  • After the excuse that the “47 percent” comment was merely “inelegant,” how does he convince almost half of the country that he really does care about their economic plight? His private disparaging of this group damages trust in his public statements.
  • After previously dismissing Obama as a nice guy who’s in over his head, can he pivot to sharper attacks that get under the president’s skin but don’t alienate voters? Just like a middle school student council election, running for president is in part a popularity contest and Romney’s favorability numbers can’t afford to be much lower. He managed to look presidential in GOP primary debates while delivering some slams to Newt Gingrich and Rick Santorum, but he also came across as awkwardly condescending when proposing a $10,000 bet to Texas Gov. Rick Perry.
  • Why would he do better than Obama at fixing the economy? Just leaning on his private equity resume hasn’t been enough. It’s easy to recite the failures of Obama’s policies, but much of the public still blames George W. Bush for the mess and several of Romney’s proposals sound like rehashes of what W did.
  • Can he explain how he would cut top tax rates by 20 percent, increase military spending and not cause the deficit to skyrocket? His campaign has spelled out few details, essentially telling a cynical public to just trust them. For someone running on his financial acumen, Romney needs details not pies-in-the-sky.
  • How does he explain the health insurance plan he developed as governor of Massachusetts that became the model for ObamaCare? Voters continue to dislike the president’s insurance coverage mandates, so Romney has to criticize Obama without attacking himself or coming off as defensive and confused.

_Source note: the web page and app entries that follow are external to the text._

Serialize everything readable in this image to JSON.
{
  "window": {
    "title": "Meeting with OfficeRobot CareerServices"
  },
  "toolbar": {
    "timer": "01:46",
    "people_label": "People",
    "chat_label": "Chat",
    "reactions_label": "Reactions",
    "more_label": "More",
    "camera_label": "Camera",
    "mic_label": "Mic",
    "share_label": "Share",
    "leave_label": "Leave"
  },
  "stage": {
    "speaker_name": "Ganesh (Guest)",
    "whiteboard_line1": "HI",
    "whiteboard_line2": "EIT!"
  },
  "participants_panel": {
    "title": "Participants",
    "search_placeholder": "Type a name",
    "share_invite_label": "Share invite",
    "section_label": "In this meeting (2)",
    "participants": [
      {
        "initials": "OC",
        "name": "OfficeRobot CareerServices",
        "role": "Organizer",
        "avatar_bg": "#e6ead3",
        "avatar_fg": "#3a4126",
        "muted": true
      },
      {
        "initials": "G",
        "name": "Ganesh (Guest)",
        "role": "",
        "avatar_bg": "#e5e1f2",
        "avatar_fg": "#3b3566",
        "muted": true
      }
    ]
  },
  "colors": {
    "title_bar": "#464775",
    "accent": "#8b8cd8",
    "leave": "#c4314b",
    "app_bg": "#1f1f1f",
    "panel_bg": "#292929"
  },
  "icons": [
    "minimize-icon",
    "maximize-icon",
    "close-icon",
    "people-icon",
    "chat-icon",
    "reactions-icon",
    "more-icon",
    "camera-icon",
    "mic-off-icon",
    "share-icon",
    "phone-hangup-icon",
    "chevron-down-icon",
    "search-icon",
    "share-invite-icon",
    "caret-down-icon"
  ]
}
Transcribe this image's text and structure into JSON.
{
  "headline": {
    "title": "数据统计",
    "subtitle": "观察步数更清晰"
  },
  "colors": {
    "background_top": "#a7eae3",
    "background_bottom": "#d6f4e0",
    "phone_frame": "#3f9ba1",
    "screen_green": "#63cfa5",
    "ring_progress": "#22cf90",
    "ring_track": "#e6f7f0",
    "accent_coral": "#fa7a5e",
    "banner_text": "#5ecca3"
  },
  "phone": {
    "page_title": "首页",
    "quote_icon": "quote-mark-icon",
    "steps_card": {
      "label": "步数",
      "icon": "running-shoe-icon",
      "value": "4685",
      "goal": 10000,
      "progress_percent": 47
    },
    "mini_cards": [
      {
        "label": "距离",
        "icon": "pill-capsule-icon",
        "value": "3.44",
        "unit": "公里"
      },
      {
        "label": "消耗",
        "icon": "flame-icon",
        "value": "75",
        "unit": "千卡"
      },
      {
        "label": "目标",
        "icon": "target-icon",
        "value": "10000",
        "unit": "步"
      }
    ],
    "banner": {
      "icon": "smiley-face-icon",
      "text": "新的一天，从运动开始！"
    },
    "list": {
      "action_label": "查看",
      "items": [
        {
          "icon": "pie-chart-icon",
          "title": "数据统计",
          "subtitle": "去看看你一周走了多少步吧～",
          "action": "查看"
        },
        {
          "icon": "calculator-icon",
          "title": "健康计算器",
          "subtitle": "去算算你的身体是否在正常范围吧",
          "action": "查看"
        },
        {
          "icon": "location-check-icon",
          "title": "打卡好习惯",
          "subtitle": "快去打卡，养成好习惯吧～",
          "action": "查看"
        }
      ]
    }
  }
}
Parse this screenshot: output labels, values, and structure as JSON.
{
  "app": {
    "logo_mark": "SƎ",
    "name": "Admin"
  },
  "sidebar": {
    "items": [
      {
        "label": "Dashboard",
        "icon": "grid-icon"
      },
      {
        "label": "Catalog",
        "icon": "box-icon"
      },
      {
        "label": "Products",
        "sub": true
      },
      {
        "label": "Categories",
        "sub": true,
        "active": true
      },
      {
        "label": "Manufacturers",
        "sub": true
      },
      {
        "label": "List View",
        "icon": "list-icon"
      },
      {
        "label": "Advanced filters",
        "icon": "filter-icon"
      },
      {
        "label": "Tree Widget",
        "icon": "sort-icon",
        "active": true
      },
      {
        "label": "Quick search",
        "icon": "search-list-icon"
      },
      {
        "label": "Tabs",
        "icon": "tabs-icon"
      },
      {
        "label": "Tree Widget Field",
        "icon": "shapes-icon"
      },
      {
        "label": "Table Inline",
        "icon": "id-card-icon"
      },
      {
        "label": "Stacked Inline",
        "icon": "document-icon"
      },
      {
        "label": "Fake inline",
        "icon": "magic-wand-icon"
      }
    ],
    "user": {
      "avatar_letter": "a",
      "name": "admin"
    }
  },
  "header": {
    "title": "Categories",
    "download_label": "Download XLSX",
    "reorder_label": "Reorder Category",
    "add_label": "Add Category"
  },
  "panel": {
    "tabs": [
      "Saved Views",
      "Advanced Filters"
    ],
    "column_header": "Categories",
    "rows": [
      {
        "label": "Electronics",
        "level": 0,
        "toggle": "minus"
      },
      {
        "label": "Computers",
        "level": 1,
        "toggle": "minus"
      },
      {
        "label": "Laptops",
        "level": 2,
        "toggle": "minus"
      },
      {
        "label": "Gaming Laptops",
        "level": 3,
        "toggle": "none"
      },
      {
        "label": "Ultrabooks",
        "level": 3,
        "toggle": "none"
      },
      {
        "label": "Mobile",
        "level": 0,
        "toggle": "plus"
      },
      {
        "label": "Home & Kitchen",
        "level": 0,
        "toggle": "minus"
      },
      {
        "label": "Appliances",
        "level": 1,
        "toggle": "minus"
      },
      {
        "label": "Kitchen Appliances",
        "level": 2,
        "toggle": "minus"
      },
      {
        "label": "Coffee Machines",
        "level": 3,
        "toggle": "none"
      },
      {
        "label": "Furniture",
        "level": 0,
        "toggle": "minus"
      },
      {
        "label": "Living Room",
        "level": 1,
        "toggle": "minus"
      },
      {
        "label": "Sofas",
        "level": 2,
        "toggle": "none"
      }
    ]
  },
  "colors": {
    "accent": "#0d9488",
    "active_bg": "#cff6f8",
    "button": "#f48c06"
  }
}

Washington Editor and D.C. Bureau Chief Eric Pianin is a veteran journalist who has covered the federal government, congressional budget and tax issues, and national politics. He spent over 25 years at The Washington Post.